Aim of the exercise: Show all lines below holding the string "Referencia".

Dataset rows for apps and sites:
————————
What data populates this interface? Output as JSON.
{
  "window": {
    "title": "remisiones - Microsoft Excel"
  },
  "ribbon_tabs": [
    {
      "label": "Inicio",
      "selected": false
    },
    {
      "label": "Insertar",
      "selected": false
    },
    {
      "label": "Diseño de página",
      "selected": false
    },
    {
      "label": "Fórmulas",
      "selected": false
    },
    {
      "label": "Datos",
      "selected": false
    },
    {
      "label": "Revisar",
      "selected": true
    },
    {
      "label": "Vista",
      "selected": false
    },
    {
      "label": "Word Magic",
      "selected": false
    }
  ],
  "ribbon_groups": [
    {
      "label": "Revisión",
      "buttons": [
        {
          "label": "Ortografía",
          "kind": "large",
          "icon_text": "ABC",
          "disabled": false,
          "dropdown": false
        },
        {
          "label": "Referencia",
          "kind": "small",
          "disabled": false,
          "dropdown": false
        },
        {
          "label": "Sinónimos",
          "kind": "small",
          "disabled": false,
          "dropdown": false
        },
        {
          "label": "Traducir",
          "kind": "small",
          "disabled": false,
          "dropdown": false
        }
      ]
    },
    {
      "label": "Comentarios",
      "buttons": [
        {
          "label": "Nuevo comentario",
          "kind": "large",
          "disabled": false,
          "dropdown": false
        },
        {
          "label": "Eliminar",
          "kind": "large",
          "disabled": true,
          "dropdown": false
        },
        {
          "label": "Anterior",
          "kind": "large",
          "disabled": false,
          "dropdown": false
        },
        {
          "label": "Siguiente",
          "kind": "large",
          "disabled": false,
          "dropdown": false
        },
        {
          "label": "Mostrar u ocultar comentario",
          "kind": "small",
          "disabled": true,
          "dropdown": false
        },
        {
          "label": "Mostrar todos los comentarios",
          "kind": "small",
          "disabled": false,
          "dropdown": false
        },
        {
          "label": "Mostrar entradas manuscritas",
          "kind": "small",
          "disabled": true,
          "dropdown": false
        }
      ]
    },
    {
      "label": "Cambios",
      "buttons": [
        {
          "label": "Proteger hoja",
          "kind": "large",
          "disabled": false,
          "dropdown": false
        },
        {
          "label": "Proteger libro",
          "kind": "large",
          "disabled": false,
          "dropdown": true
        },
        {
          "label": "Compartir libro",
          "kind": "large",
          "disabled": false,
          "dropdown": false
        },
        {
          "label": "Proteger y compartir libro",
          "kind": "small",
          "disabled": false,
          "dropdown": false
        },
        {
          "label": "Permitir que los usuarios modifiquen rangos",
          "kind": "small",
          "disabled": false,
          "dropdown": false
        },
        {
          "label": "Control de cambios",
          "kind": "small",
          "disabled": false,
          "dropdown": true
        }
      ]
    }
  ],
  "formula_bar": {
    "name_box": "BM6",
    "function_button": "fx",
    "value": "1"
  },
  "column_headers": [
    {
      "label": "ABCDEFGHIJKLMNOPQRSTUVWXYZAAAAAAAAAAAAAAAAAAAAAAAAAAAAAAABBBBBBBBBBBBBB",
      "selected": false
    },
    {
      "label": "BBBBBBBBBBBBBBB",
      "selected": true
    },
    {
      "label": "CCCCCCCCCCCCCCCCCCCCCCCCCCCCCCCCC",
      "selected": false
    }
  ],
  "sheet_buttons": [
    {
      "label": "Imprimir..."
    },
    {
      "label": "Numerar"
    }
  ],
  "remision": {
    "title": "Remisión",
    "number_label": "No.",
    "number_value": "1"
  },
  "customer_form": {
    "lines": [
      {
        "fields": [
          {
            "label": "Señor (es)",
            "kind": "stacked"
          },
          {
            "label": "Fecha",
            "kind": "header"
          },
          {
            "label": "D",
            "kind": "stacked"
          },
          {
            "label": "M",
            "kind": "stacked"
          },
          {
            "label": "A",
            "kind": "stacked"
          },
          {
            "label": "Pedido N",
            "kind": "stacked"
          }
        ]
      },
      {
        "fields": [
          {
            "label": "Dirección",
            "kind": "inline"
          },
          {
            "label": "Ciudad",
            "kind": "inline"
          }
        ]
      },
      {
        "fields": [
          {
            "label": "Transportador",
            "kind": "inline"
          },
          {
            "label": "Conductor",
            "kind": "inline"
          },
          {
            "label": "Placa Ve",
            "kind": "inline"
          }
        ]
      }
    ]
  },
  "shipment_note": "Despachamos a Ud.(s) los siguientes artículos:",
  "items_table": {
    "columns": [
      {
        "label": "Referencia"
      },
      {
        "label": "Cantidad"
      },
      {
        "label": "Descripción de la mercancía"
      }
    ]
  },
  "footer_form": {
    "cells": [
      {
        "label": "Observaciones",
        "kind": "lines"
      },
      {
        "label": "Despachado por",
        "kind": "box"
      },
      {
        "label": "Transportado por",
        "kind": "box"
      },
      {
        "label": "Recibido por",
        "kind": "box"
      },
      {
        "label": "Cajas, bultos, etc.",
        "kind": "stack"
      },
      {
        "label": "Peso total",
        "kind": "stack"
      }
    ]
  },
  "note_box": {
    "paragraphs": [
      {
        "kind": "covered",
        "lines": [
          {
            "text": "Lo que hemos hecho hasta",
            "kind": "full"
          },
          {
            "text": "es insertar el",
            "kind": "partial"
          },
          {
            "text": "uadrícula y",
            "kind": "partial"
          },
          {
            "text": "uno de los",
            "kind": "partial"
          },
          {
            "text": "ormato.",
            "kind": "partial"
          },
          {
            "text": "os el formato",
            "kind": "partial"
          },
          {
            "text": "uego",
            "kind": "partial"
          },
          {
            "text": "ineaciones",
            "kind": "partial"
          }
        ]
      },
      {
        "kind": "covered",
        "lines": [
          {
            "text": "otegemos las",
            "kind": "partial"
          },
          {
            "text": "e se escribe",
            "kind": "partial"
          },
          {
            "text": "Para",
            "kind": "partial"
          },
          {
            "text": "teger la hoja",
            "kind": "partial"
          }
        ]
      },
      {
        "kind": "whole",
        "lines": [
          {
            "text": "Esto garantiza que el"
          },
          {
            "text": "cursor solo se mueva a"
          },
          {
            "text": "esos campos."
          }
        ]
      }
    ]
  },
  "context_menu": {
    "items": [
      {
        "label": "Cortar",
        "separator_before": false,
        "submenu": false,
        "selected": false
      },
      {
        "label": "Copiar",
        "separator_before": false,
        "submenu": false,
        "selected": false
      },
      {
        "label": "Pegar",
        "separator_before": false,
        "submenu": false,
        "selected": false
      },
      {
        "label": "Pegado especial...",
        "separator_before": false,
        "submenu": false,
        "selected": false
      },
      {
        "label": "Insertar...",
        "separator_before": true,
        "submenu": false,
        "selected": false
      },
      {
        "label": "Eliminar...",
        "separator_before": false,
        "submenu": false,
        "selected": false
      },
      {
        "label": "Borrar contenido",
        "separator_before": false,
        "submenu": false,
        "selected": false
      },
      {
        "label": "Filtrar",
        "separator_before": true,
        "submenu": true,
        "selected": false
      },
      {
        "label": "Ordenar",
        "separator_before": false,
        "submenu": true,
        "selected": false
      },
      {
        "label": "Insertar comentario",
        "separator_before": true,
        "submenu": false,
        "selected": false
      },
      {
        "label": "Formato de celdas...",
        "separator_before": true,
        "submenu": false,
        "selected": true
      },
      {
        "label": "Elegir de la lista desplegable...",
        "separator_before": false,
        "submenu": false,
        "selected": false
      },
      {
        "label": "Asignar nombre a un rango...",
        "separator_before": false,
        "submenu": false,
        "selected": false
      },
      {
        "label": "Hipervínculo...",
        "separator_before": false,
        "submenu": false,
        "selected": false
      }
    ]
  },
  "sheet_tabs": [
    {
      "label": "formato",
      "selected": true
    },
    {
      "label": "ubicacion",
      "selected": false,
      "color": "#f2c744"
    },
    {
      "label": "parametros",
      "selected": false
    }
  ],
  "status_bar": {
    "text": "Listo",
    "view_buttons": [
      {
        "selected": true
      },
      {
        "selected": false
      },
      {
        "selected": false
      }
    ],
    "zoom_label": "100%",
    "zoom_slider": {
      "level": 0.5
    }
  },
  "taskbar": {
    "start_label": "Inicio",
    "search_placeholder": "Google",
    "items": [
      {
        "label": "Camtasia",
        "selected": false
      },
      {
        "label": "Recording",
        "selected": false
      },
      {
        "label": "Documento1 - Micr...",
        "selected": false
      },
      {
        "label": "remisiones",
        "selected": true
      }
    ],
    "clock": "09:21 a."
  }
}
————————
Written solution:
          "label": "Referencia",
        "label": "Referencia"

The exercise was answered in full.